The University budget proposal

House Speaker Margaret Anderson Kelliher, DFL-Minneapolis, said at a Capitol news conference last Friday that lack of jobs was one of the stateâÄôs biggest challenges and that greater investment in research and development are needed. Clearly Anderson Kelliher is willing to help the University of Minnesota. But the University must also help itself. When administrators go to the Legislature this spring they must remember that investment in the education of students is synonymous with an investment in jobs and future research and development. But administrators only get one chance. The nation watched recently as leaders on Capitol Hill turned the automakers away for being unprepared and ostentatious in their requests. The University must look inward and show proof of fiscal responsibility before approaching lawmakers. Top-salaried employees should take voluntary pay cuts and provide evidence to the state that the University deserves appropriations of taxpayer dollars. Additionally, the University must eliminate all unnecessary spending. The University has long been moving toward financial independence for the athletics department , and now is as good a time as any to eliminate their funding from the UniversityâÄôs central budget. President Bob Bruininks estimated the salary freeze announced last month would save the University about $500,000 a year . The time for baby steps is past. The University administration must be willing to make dramatic cuts before they head to the Capitol next year.
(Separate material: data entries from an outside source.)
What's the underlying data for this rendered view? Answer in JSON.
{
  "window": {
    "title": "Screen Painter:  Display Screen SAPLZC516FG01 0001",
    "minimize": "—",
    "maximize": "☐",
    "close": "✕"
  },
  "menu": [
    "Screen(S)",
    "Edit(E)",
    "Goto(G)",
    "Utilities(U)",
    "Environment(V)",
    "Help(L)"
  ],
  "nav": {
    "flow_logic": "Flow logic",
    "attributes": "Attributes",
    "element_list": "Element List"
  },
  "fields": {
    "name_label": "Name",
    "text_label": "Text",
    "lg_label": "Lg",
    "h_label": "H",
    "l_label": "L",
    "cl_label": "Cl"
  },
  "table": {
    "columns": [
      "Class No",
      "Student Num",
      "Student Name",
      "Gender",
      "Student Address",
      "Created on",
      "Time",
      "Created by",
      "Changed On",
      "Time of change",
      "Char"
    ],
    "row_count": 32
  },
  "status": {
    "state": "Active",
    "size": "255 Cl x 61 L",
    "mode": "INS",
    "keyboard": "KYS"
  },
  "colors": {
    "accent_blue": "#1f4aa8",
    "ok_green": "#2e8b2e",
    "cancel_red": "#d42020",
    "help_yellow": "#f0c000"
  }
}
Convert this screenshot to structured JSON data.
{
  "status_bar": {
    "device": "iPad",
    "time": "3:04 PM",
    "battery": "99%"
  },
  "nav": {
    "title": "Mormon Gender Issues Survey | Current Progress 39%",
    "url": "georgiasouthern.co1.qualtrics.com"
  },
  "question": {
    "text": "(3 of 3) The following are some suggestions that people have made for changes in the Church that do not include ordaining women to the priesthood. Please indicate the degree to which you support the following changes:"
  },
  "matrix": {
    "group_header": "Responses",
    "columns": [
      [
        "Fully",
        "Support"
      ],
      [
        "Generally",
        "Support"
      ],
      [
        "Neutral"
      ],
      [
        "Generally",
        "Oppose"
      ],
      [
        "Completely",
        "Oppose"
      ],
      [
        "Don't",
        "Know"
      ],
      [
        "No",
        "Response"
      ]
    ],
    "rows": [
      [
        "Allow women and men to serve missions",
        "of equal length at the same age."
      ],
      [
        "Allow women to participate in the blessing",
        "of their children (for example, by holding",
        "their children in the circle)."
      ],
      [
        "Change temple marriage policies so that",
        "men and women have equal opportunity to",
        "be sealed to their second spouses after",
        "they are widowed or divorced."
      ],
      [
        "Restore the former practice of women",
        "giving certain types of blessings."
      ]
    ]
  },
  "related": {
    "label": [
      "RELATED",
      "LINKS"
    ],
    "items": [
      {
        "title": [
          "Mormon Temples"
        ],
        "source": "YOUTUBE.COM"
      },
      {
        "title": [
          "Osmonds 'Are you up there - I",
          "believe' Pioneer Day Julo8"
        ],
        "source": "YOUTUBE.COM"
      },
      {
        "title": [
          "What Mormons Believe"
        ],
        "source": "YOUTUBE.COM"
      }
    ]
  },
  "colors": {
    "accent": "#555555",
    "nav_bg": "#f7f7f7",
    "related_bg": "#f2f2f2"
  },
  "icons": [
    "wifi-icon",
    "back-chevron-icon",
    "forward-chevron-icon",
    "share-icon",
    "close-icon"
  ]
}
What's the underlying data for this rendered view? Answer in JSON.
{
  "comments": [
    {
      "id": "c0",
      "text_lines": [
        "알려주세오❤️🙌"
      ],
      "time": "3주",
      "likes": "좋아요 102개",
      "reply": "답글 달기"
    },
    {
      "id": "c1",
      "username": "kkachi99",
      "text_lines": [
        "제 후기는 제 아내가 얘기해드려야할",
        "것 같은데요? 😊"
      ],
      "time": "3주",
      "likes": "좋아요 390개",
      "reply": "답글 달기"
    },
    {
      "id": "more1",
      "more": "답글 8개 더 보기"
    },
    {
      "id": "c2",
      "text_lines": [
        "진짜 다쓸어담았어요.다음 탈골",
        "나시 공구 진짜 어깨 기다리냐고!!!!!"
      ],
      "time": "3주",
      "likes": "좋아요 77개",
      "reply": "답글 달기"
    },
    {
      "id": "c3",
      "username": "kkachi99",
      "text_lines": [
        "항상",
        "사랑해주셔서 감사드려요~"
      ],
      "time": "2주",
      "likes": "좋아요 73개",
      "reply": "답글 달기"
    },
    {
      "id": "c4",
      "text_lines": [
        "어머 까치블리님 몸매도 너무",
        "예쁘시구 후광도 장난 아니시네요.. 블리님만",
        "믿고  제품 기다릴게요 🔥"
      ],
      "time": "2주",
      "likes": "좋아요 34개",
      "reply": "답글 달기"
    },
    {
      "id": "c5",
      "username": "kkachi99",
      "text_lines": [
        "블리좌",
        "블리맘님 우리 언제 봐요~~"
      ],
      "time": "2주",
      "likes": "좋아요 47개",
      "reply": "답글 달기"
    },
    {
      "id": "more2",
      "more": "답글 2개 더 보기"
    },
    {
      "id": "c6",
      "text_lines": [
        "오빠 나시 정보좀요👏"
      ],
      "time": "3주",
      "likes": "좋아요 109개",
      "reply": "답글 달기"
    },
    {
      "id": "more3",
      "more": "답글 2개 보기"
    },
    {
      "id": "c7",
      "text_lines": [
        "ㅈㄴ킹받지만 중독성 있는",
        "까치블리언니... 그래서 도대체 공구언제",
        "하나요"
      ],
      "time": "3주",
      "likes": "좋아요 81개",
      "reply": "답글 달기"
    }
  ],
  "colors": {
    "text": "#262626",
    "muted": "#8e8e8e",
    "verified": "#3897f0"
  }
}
If Bruininks is prepared to turn out his pockets for the Legislature, letâÄôs make sure theyâÄôre actually empty first.